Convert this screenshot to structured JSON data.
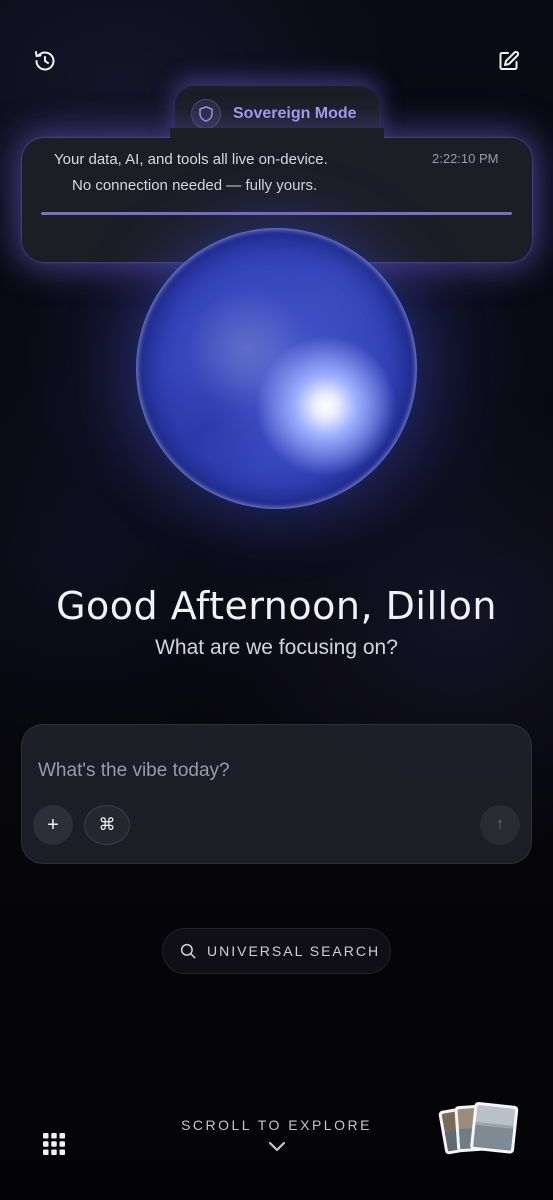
{
  "sovereign": {
    "title": "Sovereign Mode",
    "line1": "Your data, AI, and tools all live on-device.",
    "line2": "No connection needed — fully yours.",
    "time": "2:22:10 PM",
    "progress": 1.0
  },
  "greeting": "Good Afternoon, Dillon",
  "subtitle": "What are we focusing on?",
  "composer": {
    "placeholder": "What's the vibe today?",
    "plus_label": "+",
    "command_label": "⌘",
    "send_label": "↑"
  },
  "search": {
    "label": "UNIVERSAL SEARCH"
  },
  "footer": {
    "scroll_label": "SCROLL TO EXPLORE"
  },
  "icons": {
    "history": "history-icon",
    "compose": "compose-icon",
    "shield": "shield-icon",
    "search": "search-icon",
    "grid": "grid-icon",
    "chevron": "chevron-down-icon",
    "photos": "photo-stack-icon"
  },
  "colors": {
    "accent": "#a89af0",
    "glow": "#7864dc",
    "orb": "#3343b8",
    "background": "#05050a"
  }
}
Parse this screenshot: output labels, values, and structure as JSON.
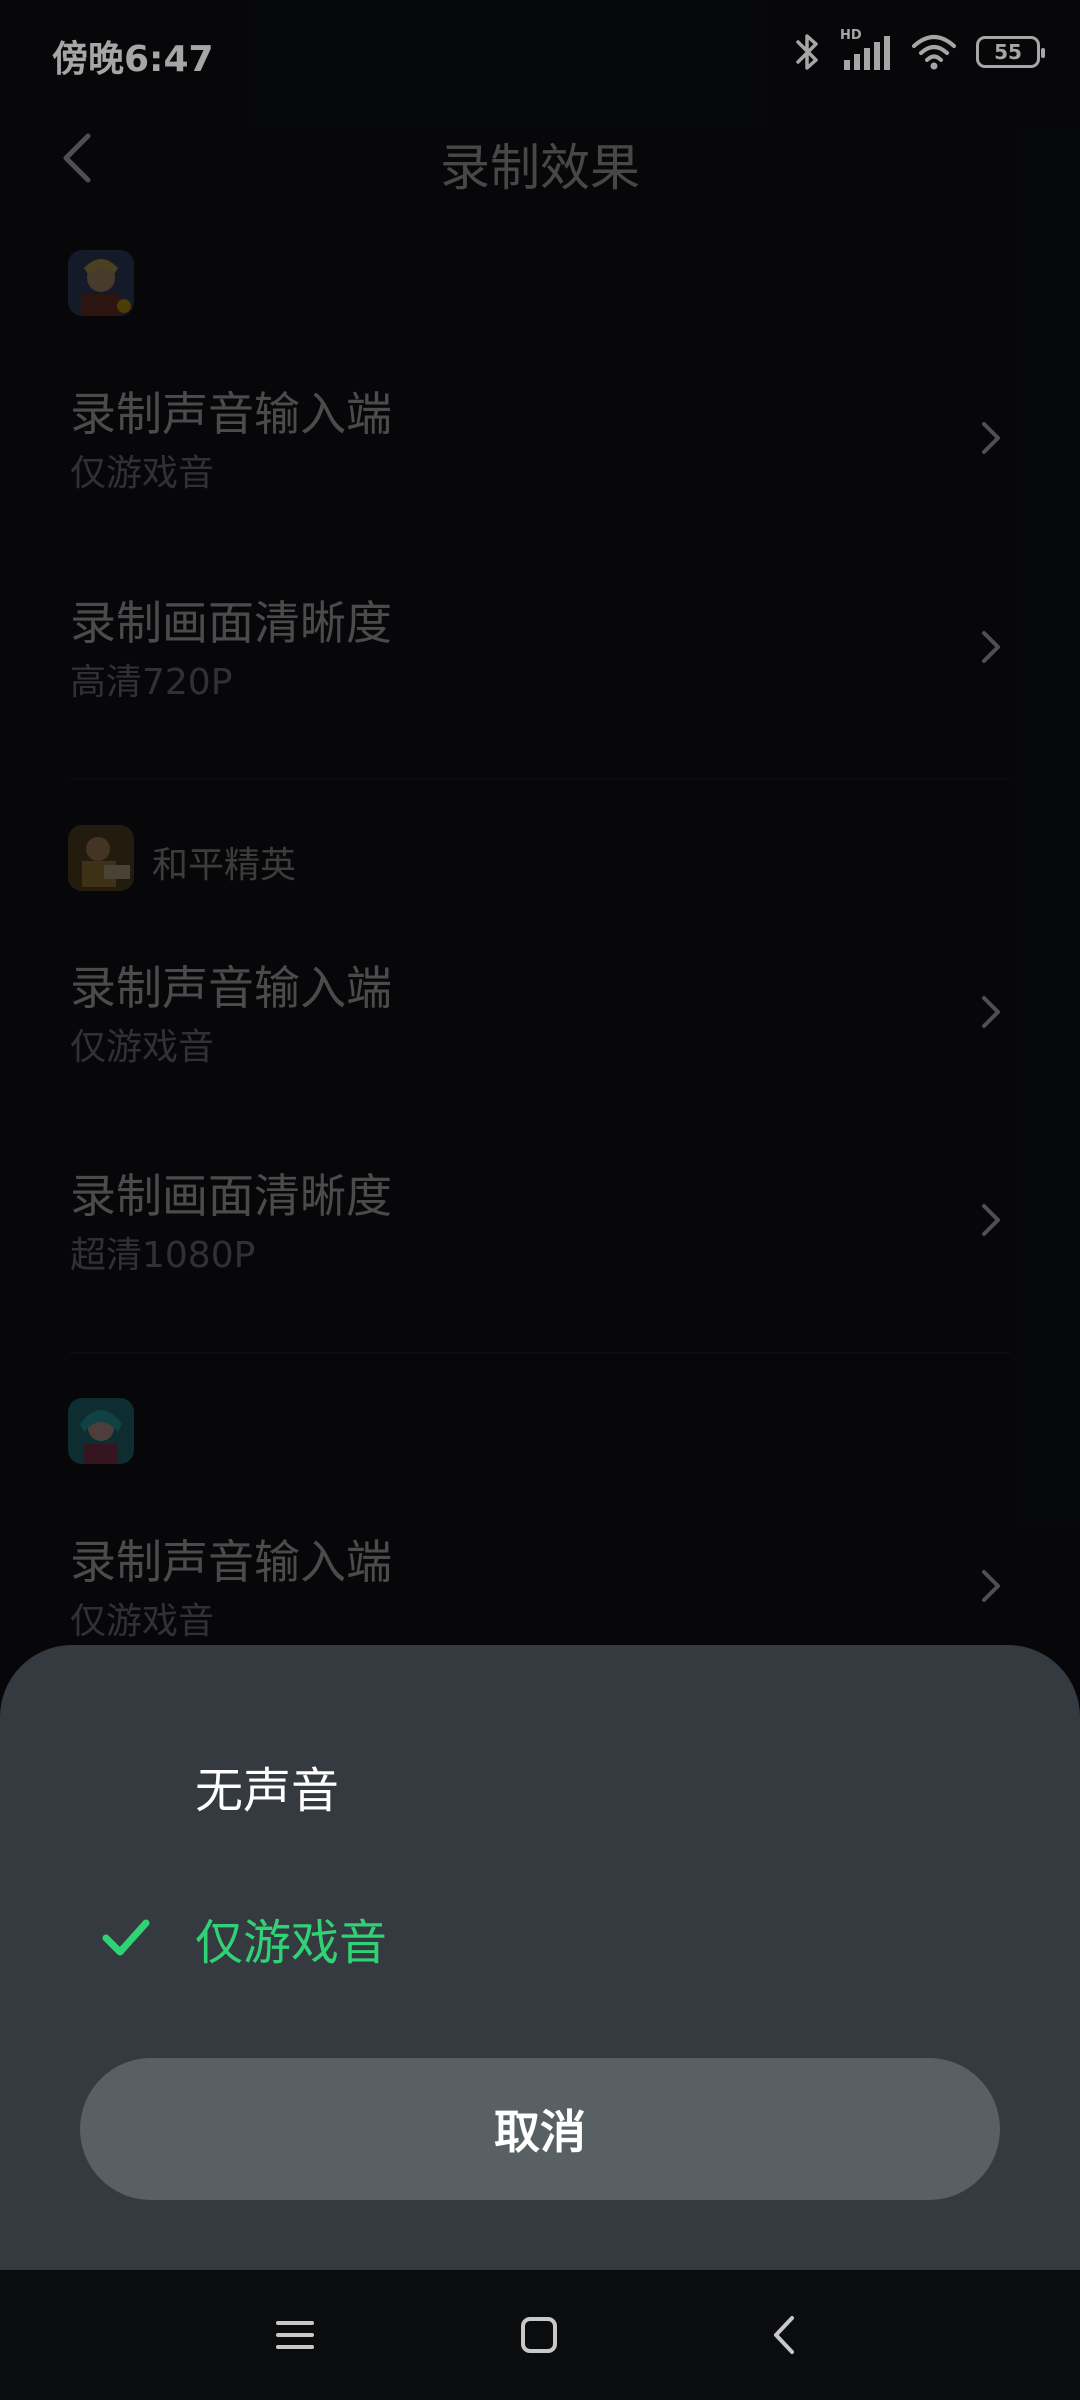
{
  "status_bar": {
    "time": "傍晚6:47",
    "network_label": "HD",
    "battery": "55"
  },
  "header": {
    "title": "录制效果"
  },
  "sections": [
    {
      "game_name": "",
      "icon": "game-icon-warrior",
      "rows": [
        {
          "title": "录制声音输入端",
          "value": "仅游戏音"
        },
        {
          "title": "录制画面清晰度",
          "value": "高清720P"
        }
      ]
    },
    {
      "game_name": "和平精英",
      "icon": "game-icon-peace-elite",
      "rows": [
        {
          "title": "录制声音输入端",
          "value": "仅游戏音"
        },
        {
          "title": "录制画面清晰度",
          "value": "超清1080P"
        }
      ]
    },
    {
      "game_name": "",
      "icon": "game-icon-teal-hero",
      "rows": [
        {
          "title": "录制声音输入端",
          "value": "仅游戏音"
        }
      ]
    }
  ],
  "sheet": {
    "options": [
      {
        "label": "无声音",
        "selected": false
      },
      {
        "label": "仅游戏音",
        "selected": true
      }
    ],
    "cancel_label": "取消"
  },
  "colors": {
    "accent": "#2fd274",
    "sheet_bg": "#343a3f",
    "button_bg": "#596063",
    "background": "#0b0c0e"
  },
  "nav_bar": {
    "icons": [
      "menu-icon",
      "home-icon",
      "back-icon"
    ]
  }
}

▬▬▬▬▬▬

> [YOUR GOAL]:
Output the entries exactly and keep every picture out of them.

> [OUTPUT FOR THIS TASK]:
Convert this screenshot to structured JSON data.
{
  "sovereign": {
    "title": "Sovereign Mode",
    "line1": "Your data, AI, and tools all live on-device.",
    "line2": "No connection needed — fully yours.",
    "time": "2:22:10 PM",
    "progress": 1.0
  },
  "greeting": "Good Afternoon, Dillon",
  "subtitle": "What are we focusing on?",
  "composer": {
    "placeholder": "What's the vibe today?",
    "plus_label": "+",
    "command_label": "⌘",
    "send_label": "↑"
  },
  "search": {
    "label": "UNIVERSAL SEARCH"
  },
  "footer": {
    "scroll_label": "SCROLL TO EXPLORE"
  },
  "icons": {
    "history": "history-icon",
    "compose": "compose-icon",
    "shield": "shield-icon",
    "search": "search-icon",
    "grid": "grid-icon",
    "chevron": "chevron-down-icon",
    "photos": "photo-stack-icon"
  },
  "colors": {
    "accent": "#a89af0",
    "glow": "#7864dc",
    "orb": "#3343b8",
    "background": "#05050a"
  }
}
Parse this screenshot: output labels, values, and structure as JSON.
{
  "status_bar": {
    "time": "傍晚6:47",
    "network_label": "HD",
    "battery": "55"
  },
  "header": {
    "title": "录制效果"
  },
  "sections": [
    {
      "game_name": "",
      "icon": "game-icon-warrior",
      "rows": [
        {
          "title": "录制声音输入端",
          "value": "仅游戏音"
        },
        {
          "title": "录制画面清晰度",
          "value": "高清720P"
        }
      ]
    },
    {
      "game_name": "和平精英",
      "icon": "game-icon-peace-elite",
      "rows": [
        {
          "title": "录制声音输入端",
          "value": "仅游戏音"
        },
        {
          "title": "录制画面清晰度",
          "value": "超清1080P"
        }
      ]
    },
    {
      "game_name": "",
      "icon": "game-icon-teal-hero",
      "rows": [
        {
          "title": "录制声音输入端",
          "value": "仅游戏音"
        }
      ]
    }
  ],
  "sheet": {
    "options": [
      {
        "label": "无声音",
        "selected": false
      },
      {
        "label": "仅游戏音",
        "selected": true
      }
    ],
    "cancel_label": "取消"
  },
  "colors": {
    "accent": "#2fd274",
    "sheet_bg": "#343a3f",
    "button_bg": "#596063",
    "background": "#0b0c0e"
  },
  "nav_bar": {
    "icons": [
      "menu-icon",
      "home-icon",
      "back-icon"
    ]
  }
}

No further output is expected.